Suzy Jach remembers when residents in long-term care were expected to attend whatever group activities were taking place day to day. It wasn’t so long ago — Suzy worked at Lawrence Presbyterian Manor in the 1990s, then returned about four years ago.
“I worked in the days that you brought residents to activities even if they didn’t want to come. Now with resident-centered care, we encourage them to come, and we invite them. However, if they don’t want to, it’s their right,” Suzy said. “They’re expecting more out of their life here.”
Suzy serves as an activity assistant in our health care neighborhood and as our social services designee. She says the dual role helps her plan activities because she interviews residents for their social histories when they move in, and she knows what their interests are.

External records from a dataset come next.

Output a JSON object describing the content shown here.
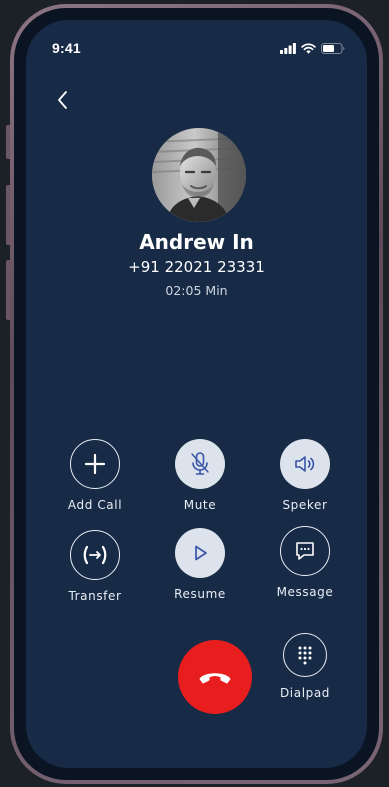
{
  "status_bar": {
    "time": "9:41"
  },
  "caller": {
    "name": "Andrew In",
    "number": "+91 22021 23331",
    "duration": "02:05 Min"
  },
  "controls": {
    "add_call": "Add Call",
    "mute": "Mute",
    "speaker": "Speker",
    "transfer": "Transfer",
    "resume": "Resume",
    "message": "Message",
    "dialpad": "Dialpad"
  },
  "colors": {
    "screen_bg": "#172a46",
    "end_call": "#e81e1e",
    "active_button": "#dde3ec",
    "icon_accent": "#3a55a8"
  },
  "icons": {
    "back": "chevron-left-icon",
    "add_call": "plus-icon",
    "mute": "microphone-icon",
    "speaker": "speaker-icon",
    "transfer": "transfer-icon",
    "resume": "play-icon",
    "message": "chat-icon",
    "dialpad": "dialpad-icon",
    "end_call": "phone-hangup-icon"
  }
}
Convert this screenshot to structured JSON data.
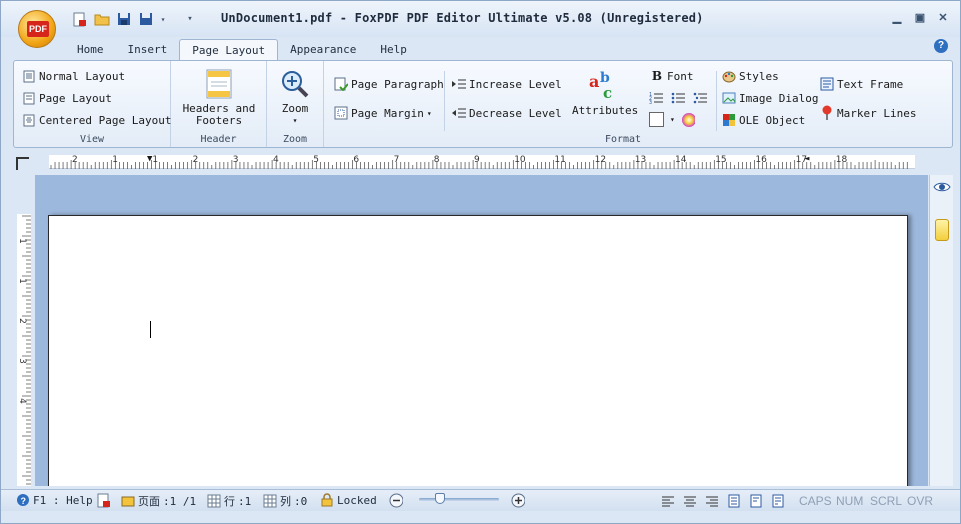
{
  "window": {
    "title": "UnDocument1.pdf - FoxPDF PDF Editor Ultimate v5.08 (Unregistered)",
    "app_badge": "PDF"
  },
  "tabs": [
    {
      "label": "Home"
    },
    {
      "label": "Insert"
    },
    {
      "label": "Page Layout",
      "active": true
    },
    {
      "label": "Appearance"
    },
    {
      "label": "Help"
    }
  ],
  "ribbon": {
    "view": {
      "label": "View",
      "normal_layout": "Normal Layout",
      "page_layout": "Page Layout",
      "centered_page_layout": "Centered Page Layout"
    },
    "header": {
      "label": "Header",
      "headers_footers_line1": "Headers and",
      "headers_footers_line2": "Footers"
    },
    "zoom": {
      "label": "Zoom",
      "zoom_button": "Zoom"
    },
    "format": {
      "label": "Format",
      "page_paragraph": "Page Paragraph",
      "page_margin": "Page Margin",
      "increase_level": "Increase Level",
      "decrease_level": "Decrease Level",
      "attributes": "Attributes",
      "font": "Font",
      "styles": "Styles",
      "image_dialog": "Image Dialog",
      "ole_object": "OLE Object",
      "text_frame": "Text Frame",
      "marker_lines": "Marker Lines"
    }
  },
  "ruler": {
    "horizontal_labels": [
      "2",
      "1",
      "1",
      "2",
      "3",
      "4",
      "5",
      "6",
      "7",
      "8",
      "9",
      "10",
      "11",
      "12",
      "13",
      "14",
      "15",
      "16",
      "17",
      "18"
    ],
    "vertical_labels": [
      "1",
      "1",
      "2",
      "3",
      "4"
    ]
  },
  "statusbar": {
    "help": "F1 : Help",
    "page_label": "页面",
    "page_value": ":1 /1",
    "row_label": "行",
    "row_value": ":1",
    "col_label": "列",
    "col_value": ":0",
    "locked": "Locked",
    "caps": "CAPS",
    "num": "NUM",
    "scrl": "SCRL",
    "ovr": "OVR"
  },
  "colors": {
    "workspace": "#9cb8dc",
    "ribbon_bg": "#e3ecf7",
    "pdf_red": "#d6261b"
  }
}
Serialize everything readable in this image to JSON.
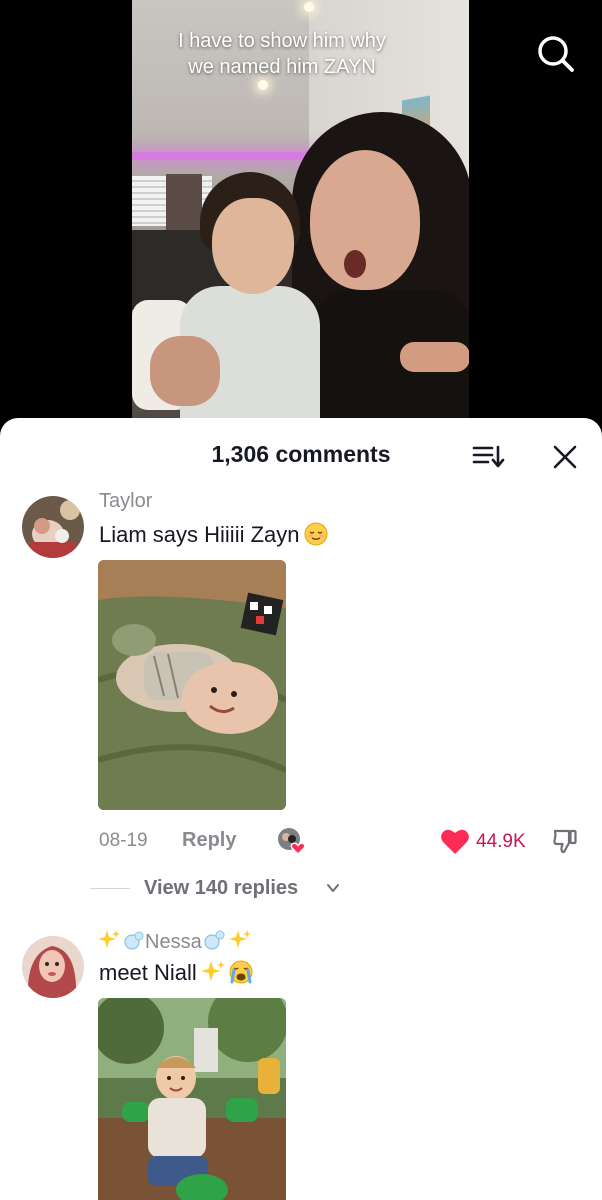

This month, we’re celebrating the dedication and hard work of our activities staff members like Suzy. Nationwide, Activity Professionals Month is observed as a way to appreciate the people who plan and provide activities within senior living communities. Their work is key to helping our residents stay healthy, keep doing what they enjoy, and trying new things.
According to the National Association of Activity Professionals, this is a job that emerged in health care centers about 50 years ago. “It was during these early years that the activity professional became known as the bingo, Bible study and birthday ladies,” the NAAP website states. “The activity professional discovered quickly, there was more to activities than the three Bs.”
The residents in our community have high expectations, Suzy said. The activities staff, led by director Linda Fyler, works hard to meet them. They also get a hand from many University of Kansas students who come to volunteer. The music therapy students are especially popular. “We have a couple who come back, not even needing the hours for school, because they got attached to the residents,” Suzy said.
Suzy helps arrange everything from Bible study to holiday parties to exercise classes. “We have a lot of residents who will help other residents, too, if they are not able to see or to comprehend. This is really nice.”
These days, it’s also common for health care residents to have come up through all levels of care at Presbyterian Manor, so they have a built-in community that makes the transition much easier. “One lady has three of her good friends who come up from independent living to play Scrabble. She hasn’t lost that,” Suzy said.
Although residents are not required to attend group activities, the staff does not want to see anyone isolated. Suzy and her coworkers, with help from the CNAs, will go to residents individually to visit, do manicures, or whatever one-on-one activity they choose. Residents are encouraged to continue doing the things they love.
Helping residents continue to enjoy what they like and encouraging them to try new things is what makes her job so rewarding, Suzy said. “Like I tell the residents, it’s like coming to work and being around your friends. They’re young-acting and they’re fun to be around.”